Two Republicans challenge Assembly Speaker Atkins in 78th District

Kevin Melton

By Joe Tash

Voters who live on San Diego County’s coast from Solana Beach south to Imperial Beach have a choice of three candidates for the 78th Assembly seat — incumbent Democrat Toni Atkins, who just took over the powerful post of Assembly speaker, and two Republican challengers, Kevin Melton and Barbara Decker.

Under California’s open primary system, all voters from the sprawling district, regardless of their party affiliation, will be able to vote for any of the three candidates in the June 3 primary. The top two vote-getters will face off in the November general election.

Neither Atkins, a former San Diego councilwoman and the Assembly’s first openly lesbian speaker, nor Decker, a La Jollan who owns a real estate investment business, made themselves available to be interviewed for this story.

Melton, who grew up in the Los Angeles area and now calls downtown San Diego his home, worked in advertising sales, served as associate publisher of a magazine for seniors, and is also involved in his family’s real estate investment business.

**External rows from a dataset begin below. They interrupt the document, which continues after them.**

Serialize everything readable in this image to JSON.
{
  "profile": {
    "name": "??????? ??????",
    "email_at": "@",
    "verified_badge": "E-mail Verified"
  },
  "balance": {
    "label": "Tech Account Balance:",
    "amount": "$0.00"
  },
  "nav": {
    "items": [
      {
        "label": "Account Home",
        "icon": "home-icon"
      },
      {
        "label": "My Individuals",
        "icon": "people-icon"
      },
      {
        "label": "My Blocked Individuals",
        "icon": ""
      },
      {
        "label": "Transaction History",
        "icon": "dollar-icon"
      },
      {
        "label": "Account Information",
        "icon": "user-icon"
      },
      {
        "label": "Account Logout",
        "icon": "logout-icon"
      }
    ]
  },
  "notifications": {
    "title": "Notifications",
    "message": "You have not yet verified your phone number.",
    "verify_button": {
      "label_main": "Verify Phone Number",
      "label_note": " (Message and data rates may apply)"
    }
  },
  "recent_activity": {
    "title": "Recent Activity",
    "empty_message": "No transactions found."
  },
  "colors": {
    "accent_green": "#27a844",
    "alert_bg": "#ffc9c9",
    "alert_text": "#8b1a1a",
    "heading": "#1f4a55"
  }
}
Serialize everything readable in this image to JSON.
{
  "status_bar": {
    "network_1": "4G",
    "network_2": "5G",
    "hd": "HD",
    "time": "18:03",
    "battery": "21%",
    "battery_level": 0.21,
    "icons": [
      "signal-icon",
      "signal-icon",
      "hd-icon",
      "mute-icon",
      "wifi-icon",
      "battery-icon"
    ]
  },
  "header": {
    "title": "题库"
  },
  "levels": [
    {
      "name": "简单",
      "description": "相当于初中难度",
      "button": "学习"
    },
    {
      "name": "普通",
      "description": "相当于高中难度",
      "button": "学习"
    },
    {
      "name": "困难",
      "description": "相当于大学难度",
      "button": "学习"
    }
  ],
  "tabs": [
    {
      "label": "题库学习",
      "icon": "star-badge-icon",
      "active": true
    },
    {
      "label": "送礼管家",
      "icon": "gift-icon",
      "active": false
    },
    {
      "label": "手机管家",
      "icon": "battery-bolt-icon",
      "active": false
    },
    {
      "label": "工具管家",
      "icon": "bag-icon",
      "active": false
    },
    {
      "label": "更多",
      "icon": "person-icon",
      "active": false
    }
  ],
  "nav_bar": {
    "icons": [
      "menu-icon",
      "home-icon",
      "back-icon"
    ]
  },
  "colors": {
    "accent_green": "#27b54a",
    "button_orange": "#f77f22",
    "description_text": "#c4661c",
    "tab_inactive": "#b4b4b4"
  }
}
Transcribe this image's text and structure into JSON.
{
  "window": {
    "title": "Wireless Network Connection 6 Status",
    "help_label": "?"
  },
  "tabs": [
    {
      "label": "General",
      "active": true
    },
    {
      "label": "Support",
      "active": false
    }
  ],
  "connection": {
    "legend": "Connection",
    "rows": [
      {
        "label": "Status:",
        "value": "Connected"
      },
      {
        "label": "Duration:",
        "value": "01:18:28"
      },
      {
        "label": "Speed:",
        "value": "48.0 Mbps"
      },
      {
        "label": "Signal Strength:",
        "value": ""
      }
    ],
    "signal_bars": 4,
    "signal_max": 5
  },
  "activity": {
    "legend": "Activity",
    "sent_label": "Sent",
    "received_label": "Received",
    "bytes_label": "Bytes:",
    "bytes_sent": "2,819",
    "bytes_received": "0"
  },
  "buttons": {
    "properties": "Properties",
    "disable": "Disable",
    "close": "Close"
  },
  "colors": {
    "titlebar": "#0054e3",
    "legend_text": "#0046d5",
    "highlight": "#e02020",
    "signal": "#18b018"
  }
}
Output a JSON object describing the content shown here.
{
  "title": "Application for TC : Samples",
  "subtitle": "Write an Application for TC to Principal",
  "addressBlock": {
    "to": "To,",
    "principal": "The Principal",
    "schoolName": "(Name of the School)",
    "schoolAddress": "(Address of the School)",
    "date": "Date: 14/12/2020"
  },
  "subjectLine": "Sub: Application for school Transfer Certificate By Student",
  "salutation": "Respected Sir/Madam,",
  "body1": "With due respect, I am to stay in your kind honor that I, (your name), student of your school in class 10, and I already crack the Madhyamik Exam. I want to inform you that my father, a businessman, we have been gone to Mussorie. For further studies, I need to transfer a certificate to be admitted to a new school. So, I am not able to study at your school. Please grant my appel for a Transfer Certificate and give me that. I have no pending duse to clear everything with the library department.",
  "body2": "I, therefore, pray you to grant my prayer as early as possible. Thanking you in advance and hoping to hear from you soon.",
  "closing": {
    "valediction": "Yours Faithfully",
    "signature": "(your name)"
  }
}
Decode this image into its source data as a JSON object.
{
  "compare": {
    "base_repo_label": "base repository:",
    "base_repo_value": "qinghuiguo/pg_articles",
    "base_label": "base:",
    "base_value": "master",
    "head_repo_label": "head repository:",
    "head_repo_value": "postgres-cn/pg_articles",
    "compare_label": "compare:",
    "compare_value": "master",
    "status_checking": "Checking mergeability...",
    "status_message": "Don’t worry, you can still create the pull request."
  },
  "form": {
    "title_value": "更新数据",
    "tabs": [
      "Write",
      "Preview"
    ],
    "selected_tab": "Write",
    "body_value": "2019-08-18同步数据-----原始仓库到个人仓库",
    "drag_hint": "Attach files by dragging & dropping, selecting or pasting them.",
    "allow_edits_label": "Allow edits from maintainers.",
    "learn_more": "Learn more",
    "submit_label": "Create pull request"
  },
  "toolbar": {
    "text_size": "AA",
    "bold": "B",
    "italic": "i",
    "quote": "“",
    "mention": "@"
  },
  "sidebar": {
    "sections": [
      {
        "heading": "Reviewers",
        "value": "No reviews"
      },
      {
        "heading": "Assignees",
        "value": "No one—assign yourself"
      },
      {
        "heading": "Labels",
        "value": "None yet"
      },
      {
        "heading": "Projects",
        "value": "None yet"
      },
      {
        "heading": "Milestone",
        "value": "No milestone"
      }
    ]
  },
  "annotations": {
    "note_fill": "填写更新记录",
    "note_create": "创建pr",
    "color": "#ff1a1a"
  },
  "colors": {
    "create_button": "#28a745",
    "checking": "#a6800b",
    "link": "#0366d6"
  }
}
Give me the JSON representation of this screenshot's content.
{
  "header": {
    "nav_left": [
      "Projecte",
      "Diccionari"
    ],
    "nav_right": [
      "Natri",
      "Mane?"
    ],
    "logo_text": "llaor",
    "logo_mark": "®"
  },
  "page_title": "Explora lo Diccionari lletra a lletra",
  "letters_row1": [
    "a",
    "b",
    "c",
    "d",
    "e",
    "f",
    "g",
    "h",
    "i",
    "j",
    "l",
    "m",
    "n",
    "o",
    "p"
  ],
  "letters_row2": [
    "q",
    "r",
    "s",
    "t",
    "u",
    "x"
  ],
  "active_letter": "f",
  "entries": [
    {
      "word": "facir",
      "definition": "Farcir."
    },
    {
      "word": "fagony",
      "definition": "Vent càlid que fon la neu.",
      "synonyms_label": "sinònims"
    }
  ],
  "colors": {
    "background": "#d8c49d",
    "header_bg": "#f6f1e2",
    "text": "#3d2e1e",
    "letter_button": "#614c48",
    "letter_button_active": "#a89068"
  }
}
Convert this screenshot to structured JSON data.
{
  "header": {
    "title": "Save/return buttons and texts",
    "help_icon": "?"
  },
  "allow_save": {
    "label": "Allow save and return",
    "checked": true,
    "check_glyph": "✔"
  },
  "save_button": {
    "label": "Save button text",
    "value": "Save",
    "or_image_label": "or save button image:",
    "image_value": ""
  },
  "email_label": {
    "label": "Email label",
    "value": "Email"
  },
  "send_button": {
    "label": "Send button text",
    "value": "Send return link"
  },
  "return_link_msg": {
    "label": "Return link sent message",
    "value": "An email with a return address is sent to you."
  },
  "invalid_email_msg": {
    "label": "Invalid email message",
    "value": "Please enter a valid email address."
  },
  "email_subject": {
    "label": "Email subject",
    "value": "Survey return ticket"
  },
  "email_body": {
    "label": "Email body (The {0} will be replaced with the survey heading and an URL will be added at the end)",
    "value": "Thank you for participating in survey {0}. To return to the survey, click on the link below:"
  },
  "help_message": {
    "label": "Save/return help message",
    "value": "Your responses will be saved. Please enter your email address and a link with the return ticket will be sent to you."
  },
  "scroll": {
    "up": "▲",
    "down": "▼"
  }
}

If elected, Melton, 52, said he would donate about half of his $95,000 annual salary to schools and senior programs. (As speaker, Atkins earns $109,584. Legislators also earn a per diem of $141 per day when in session.)

“I lead by example. I want to show I’m not there to find a new career and power and move up the ladder. I’m there to help people and do what I can do to make a better life for everyone,” he said.

While Melton has not previously held elective office, he has been involved in politics, running unsuccessfully for the Los Angeles City Council in 2003 and 2007, and also serving on the campaign finance committee for Kevin Faulconer’s recent successful bid for San Diego mayor.

Among his key issues, said Melton, is reigning in taxes, and making sure tax dollars are spent wisely. For example, he said less money should be spent on school administrators’ salaries, and more on paying for teachers and classroom supplies.

In general, he said, he would ask hard questions to make sure tax money is going where it’s supposed to.

As a former publisher of a magazine for seniors, Melton said he wants to protect programs for seniors, such as Meals on Wheels and transportation.

“Those things can’t be cut out. We have to take care of our elderly. That’s very important to me,” Melton said.

Melton touted his business experience, particularly in marketing and fundraising, as attributes he will bring to the table if elected. He said he has an ability to get things done, and would seek corporate sponsorships to help pay for programs, instead of relying on more taxes.

“We can’t keep taking it from the people, (adding) new taxes, that’s got to stop,” he said.

Melton faces a tough challenge as he goes up against an opponent who holds the top leadership position in the Assembly, and also enjoys a strong registration advantage — according to the county Registrar of Voters office, 39 percent of district voters are registered Democrats, with 25 percent registered Republican and 29 percent declining to state a party preference.

Atkins also holds a commanding lead in fundraising, reporting $252,000 in contributions from Jan. 1 through March 17, the latest reporting period on the California Secretary of State’s web site. Melton said he has raised about $8,000, and the web site does not list any fundraising activity for Decker.

Atkins, who replaces Los Angeles Democrat John Perez as speaker, will have to move fast to make her mark as Assembly leader, as she must step down in 2016 due to term limits.

Melton said he would also like to see age limits for legislators at the state and federal levels.

“We need to start looking at some age limits in politics,” he said, which could be set at 75 or 80. At that point, he said, “it’s time to let someone else with different views and different ways get in there.”


Advertisement